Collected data
┏━━
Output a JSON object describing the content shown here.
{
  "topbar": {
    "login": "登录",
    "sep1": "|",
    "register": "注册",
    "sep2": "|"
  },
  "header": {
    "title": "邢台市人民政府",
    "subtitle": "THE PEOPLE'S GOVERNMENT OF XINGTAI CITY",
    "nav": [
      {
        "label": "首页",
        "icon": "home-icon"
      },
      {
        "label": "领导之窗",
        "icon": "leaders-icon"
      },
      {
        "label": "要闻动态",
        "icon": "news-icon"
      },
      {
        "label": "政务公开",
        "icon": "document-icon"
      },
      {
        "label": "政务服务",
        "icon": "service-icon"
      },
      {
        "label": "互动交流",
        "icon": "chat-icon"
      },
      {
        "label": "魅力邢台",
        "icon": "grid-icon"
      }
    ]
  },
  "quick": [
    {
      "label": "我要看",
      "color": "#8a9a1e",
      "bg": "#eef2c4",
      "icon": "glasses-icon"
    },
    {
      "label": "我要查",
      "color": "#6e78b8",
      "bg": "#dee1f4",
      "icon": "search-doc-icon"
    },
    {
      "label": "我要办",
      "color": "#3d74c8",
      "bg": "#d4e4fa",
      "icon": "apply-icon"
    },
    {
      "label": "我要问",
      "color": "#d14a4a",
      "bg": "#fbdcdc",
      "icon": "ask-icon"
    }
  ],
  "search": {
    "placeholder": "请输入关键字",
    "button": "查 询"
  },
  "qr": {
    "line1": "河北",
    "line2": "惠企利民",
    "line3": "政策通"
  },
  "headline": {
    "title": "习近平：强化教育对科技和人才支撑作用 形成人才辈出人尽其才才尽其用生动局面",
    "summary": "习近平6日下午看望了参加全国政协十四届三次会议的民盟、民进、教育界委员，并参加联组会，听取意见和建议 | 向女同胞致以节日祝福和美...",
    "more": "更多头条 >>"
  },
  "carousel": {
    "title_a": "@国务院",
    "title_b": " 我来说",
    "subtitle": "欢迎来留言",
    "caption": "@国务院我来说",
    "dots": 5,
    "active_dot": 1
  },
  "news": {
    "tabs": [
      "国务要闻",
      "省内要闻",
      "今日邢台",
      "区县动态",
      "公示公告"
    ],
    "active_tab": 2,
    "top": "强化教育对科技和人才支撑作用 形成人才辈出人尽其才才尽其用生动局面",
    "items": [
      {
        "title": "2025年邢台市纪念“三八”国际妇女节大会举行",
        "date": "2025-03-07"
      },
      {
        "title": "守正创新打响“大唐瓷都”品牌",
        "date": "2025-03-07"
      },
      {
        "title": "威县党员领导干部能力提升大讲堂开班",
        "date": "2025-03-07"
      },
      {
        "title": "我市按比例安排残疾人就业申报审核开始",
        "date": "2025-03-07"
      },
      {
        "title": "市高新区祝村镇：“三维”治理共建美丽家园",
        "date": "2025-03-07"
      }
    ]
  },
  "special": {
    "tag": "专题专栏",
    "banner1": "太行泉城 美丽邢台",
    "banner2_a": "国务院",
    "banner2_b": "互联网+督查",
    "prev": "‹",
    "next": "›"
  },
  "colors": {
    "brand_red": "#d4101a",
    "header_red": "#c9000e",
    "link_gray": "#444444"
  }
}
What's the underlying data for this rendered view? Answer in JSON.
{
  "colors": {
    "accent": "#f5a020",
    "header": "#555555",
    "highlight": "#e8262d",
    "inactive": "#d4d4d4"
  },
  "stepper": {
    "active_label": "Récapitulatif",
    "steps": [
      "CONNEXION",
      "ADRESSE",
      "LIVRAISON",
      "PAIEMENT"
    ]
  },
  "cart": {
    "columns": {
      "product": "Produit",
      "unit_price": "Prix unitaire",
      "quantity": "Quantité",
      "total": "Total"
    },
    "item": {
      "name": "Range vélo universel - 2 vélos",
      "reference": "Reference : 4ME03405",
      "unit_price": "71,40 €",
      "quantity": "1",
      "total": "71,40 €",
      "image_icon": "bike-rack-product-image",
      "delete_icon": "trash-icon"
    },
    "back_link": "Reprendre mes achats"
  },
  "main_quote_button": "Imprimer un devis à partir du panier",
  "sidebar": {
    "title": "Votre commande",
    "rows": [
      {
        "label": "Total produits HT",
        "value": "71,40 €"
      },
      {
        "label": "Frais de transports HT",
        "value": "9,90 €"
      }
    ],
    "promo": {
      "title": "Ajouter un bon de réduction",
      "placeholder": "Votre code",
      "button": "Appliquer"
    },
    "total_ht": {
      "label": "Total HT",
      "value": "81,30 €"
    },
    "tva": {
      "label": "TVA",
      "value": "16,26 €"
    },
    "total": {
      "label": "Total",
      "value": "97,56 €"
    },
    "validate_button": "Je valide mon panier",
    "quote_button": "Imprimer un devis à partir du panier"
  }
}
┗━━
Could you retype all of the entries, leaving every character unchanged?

Output a JSON object describing the content shown here.
{
  "topbar": {
    "login": "登录",
    "sep1": "|",
    "register": "注册",
    "sep2": "|"
  },
  "header": {
    "title": "邢台市人民政府",
    "subtitle": "THE PEOPLE'S GOVERNMENT OF XINGTAI CITY",
    "nav": [
      {
        "label": "首页",
        "icon": "home-icon"
      },
      {
        "label": "领导之窗",
        "icon": "leaders-icon"
      },
      {
        "label": "要闻动态",
        "icon": "news-icon"
      },
      {
        "label": "政务公开",
        "icon": "document-icon"
      },
      {
        "label": "政务服务",
        "icon": "service-icon"
      },
      {
        "label": "互动交流",
        "icon": "chat-icon"
      },
      {
        "label": "魅力邢台",
        "icon": "grid-icon"
      }
    ]
  },
  "quick": [
    {
      "label": "我要看",
      "color": "#8a9a1e",
      "bg": "#eef2c4",
      "icon": "glasses-icon"
    },
    {
      "label": "我要查",
      "color": "#6e78b8",
      "bg": "#dee1f4",
      "icon": "search-doc-icon"
    },
    {
      "label": "我要办",
      "color": "#3d74c8",
      "bg": "#d4e4fa",
      "icon": "apply-icon"
    },
    {
      "label": "我要问",
      "color": "#d14a4a",
      "bg": "#fbdcdc",
      "icon": "ask-icon"
    }
  ],
  "search": {
    "placeholder": "请输入关键字",
    "button": "查 询"
  },
  "qr": {
    "line1": "河北",
    "line2": "惠企利民",
    "line3": "政策通"
  },
  "headline": {
    "title": "习近平：强化教育对科技和人才支撑作用 形成人才辈出人尽其才才尽其用生动局面",
    "summary": "习近平6日下午看望了参加全国政协十四届三次会议的民盟、民进、教育界委员，并参加联组会，听取意见和建议 | 向女同胞致以节日祝福和美...",
    "more": "更多头条 >>"
  },
  "carousel": {
    "title_a": "@国务院",
    "title_b": " 我来说",
    "subtitle": "欢迎来留言",
    "caption": "@国务院我来说",
    "dots": 5,
    "active_dot": 1
  },
  "news": {
    "tabs": [
      "国务要闻",
      "省内要闻",
      "今日邢台",
      "区县动态",
      "公示公告"
    ],
    "active_tab": 2,
    "top": "强化教育对科技和人才支撑作用 形成人才辈出人尽其才才尽其用生动局面",
    "items": [
      {
        "title": "2025年邢台市纪念“三八”国际妇女节大会举行",
        "date": "2025-03-07"
      },
      {
        "title": "守正创新打响“大唐瓷都”品牌",
        "date": "2025-03-07"
      },
      {
        "title": "威县党员领导干部能力提升大讲堂开班",
        "date": "2025-03-07"
      },
      {
        "title": "我市按比例安排残疾人就业申报审核开始",
        "date": "2025-03-07"
      },
      {
        "title": "市高新区祝村镇：“三维”治理共建美丽家园",
        "date": "2025-03-07"
      }
    ]
  },
  "special": {
    "tag": "专题专栏",
    "banner1": "太行泉城 美丽邢台",
    "banner2_a": "国务院",
    "banner2_b": "互联网+督查",
    "prev": "‹",
    "next": "›"
  },
  "colors": {
    "brand_red": "#d4101a",
    "header_red": "#c9000e",
    "link_gray": "#444444"
  }
}
What's the underlying data for this rendered view? Answer in JSON.
{
  "colors": {
    "accent": "#f5a020",
    "header": "#555555",
    "highlight": "#e8262d",
    "inactive": "#d4d4d4"
  },
  "stepper": {
    "active_label": "Récapitulatif",
    "steps": [
      "CONNEXION",
      "ADRESSE",
      "LIVRAISON",
      "PAIEMENT"
    ]
  },
  "cart": {
    "columns": {
      "product": "Produit",
      "unit_price": "Prix unitaire",
      "quantity": "Quantité",
      "total": "Total"
    },
    "item": {
      "name": "Range vélo universel - 2 vélos",
      "reference": "Reference : 4ME03405",
      "unit_price": "71,40 €",
      "quantity": "1",
      "total": "71,40 €",
      "image_icon": "bike-rack-product-image",
      "delete_icon": "trash-icon"
    },
    "back_link": "Reprendre mes achats"
  },
  "main_quote_button": "Imprimer un devis à partir du panier",
  "sidebar": {
    "title": "Votre commande",
    "rows": [
      {
        "label": "Total produits HT",
        "value": "71,40 €"
      },
      {
        "label": "Frais de transports HT",
        "value": "9,90 €"
      }
    ],
    "promo": {
      "title": "Ajouter un bon de réduction",
      "placeholder": "Votre code",
      "button": "Appliquer"
    },
    "total_ht": {
      "label": "Total HT",
      "value": "81,30 €"
    },
    "tva": {
      "label": "TVA",
      "value": "16,26 €"
    },
    "total": {
      "label": "Total",
      "value": "97,56 €"
    },
    "validate_button": "Je valide mon panier",
    "quote_button": "Imprimer un devis à partir du panier"
  }
}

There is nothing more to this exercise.